Companies limited by guarantee (CLGs) are often social enterprises, charities or other not-for-profit organisations, such as a sports clubs or political parties, where all profits are reinvested back into either the organisation itself or its objectives.
Transmit's following guide explains exactly what CLGs are, how they work and what you need to do register. If you're interested in starting your own CLG company, take a look at our Start Up loans advice page, to see how we may be able to help.
What is a company limited by guarantee?
A company limited by guarantee has no share capital or shareholders, only members act as guarantors (or trustees) to a pay predetermined sum in the event of winding-up the company. A CLG cannot raise finance by issuing shares or pay dividends to its members.
No capital or shareholders
Guarantors cover predetermined winding up cost

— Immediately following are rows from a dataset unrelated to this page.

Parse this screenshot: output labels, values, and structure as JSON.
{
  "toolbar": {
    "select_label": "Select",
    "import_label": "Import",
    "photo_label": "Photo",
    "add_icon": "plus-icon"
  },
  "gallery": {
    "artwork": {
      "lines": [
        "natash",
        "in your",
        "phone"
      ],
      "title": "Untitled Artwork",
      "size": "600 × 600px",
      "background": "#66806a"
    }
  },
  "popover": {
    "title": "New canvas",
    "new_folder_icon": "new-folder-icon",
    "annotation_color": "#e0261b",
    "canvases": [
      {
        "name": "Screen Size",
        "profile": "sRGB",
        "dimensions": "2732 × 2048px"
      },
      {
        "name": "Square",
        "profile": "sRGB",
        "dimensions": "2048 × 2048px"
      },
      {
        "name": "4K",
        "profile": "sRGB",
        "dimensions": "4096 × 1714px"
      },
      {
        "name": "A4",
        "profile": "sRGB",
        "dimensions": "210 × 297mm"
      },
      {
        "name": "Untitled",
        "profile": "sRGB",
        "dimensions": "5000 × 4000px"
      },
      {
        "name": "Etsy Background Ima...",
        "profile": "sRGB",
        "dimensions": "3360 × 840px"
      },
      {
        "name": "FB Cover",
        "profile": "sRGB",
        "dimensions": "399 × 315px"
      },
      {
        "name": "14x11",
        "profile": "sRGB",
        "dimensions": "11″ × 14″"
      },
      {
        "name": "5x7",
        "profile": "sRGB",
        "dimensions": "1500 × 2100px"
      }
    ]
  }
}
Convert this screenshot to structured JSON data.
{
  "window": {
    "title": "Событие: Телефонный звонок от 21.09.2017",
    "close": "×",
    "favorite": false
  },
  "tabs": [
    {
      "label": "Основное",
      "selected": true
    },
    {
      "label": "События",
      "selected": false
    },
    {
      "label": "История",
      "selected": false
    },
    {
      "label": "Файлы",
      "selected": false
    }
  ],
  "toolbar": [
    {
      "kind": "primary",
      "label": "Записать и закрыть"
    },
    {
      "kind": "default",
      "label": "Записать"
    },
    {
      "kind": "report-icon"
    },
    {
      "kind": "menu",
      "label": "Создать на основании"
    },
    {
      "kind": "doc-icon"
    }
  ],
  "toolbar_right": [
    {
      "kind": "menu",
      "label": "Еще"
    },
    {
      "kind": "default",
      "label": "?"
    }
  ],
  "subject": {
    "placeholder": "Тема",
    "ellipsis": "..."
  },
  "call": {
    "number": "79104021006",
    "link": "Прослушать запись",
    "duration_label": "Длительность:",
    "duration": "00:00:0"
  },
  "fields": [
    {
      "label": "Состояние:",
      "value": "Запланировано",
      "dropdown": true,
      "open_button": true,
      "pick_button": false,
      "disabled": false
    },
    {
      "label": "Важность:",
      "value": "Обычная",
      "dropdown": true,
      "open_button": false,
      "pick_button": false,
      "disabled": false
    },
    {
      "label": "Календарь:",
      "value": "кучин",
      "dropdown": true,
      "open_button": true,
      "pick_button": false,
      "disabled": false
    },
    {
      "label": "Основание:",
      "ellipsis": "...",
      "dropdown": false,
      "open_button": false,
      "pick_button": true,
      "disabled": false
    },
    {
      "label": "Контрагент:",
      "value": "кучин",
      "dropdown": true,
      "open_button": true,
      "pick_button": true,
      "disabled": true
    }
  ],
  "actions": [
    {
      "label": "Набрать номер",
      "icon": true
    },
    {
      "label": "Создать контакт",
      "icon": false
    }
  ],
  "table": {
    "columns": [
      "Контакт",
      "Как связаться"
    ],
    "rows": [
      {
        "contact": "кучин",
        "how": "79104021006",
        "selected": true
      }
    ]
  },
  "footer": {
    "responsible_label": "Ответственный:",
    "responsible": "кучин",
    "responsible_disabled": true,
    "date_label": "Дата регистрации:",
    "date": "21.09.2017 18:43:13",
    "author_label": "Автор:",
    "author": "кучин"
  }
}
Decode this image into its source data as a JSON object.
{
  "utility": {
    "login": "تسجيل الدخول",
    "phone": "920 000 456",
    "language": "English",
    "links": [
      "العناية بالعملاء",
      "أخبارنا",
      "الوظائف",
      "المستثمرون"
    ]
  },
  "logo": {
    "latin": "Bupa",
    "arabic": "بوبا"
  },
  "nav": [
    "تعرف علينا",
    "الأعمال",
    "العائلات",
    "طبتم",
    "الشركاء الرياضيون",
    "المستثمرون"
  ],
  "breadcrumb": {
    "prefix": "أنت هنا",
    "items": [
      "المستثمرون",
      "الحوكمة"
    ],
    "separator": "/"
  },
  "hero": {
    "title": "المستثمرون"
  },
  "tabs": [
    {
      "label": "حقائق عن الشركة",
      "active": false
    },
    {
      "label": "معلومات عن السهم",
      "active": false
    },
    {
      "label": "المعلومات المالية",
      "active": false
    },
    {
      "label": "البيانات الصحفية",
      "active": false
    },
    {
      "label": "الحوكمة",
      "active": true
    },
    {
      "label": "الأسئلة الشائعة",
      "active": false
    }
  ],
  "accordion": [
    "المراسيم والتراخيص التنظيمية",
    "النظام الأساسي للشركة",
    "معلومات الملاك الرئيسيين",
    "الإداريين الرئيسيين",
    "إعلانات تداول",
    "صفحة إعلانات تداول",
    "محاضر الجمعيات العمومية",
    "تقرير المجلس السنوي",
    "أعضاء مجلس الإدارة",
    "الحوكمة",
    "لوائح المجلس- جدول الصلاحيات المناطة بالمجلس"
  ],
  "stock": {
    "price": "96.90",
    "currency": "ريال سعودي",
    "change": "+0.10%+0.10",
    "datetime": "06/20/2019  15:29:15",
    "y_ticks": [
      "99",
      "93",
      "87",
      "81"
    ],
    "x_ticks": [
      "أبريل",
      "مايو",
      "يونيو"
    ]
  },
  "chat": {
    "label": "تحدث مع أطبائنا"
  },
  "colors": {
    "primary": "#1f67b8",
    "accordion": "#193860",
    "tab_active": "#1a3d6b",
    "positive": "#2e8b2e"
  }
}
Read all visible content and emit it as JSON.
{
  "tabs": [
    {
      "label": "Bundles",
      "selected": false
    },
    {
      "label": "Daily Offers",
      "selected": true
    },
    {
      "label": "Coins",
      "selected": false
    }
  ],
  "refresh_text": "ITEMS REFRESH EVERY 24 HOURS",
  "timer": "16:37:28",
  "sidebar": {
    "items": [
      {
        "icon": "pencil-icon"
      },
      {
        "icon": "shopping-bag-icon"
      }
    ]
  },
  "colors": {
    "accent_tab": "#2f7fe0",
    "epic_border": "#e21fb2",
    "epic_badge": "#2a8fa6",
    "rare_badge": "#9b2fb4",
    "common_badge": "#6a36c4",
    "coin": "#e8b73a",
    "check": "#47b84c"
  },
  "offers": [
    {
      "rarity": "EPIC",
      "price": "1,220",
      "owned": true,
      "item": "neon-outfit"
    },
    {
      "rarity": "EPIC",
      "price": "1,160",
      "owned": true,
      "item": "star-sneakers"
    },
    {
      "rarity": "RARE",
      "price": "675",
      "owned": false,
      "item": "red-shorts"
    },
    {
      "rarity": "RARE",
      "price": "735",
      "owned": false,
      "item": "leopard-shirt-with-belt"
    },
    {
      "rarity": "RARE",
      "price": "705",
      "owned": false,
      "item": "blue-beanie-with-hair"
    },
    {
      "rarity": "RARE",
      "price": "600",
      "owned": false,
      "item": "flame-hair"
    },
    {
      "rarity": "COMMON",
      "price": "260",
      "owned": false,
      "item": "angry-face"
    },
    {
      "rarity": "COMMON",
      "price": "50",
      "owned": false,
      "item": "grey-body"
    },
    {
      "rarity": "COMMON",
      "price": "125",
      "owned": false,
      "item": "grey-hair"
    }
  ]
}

Who is it suited to?
CLGs are usually formed to manage social enterprises that don't make profits, charities or other not-for-profit organisations such as a sports clubs or political parties, where all profits are reinvested back into either the organisation itself or its objectives.
For social enterprises, charity, not-for-profit
All profits reinvested
How do the shares work?
As there are no shareholders, just members, a list of predetermined 'objects' is stipulated in the Memorandum of Association, which defines what the company will do and usually includes a clause to restrict the directors from paying out any profits but rather reinvest them in fulfilling the company's objects.
No shareholders, no profits paid to directors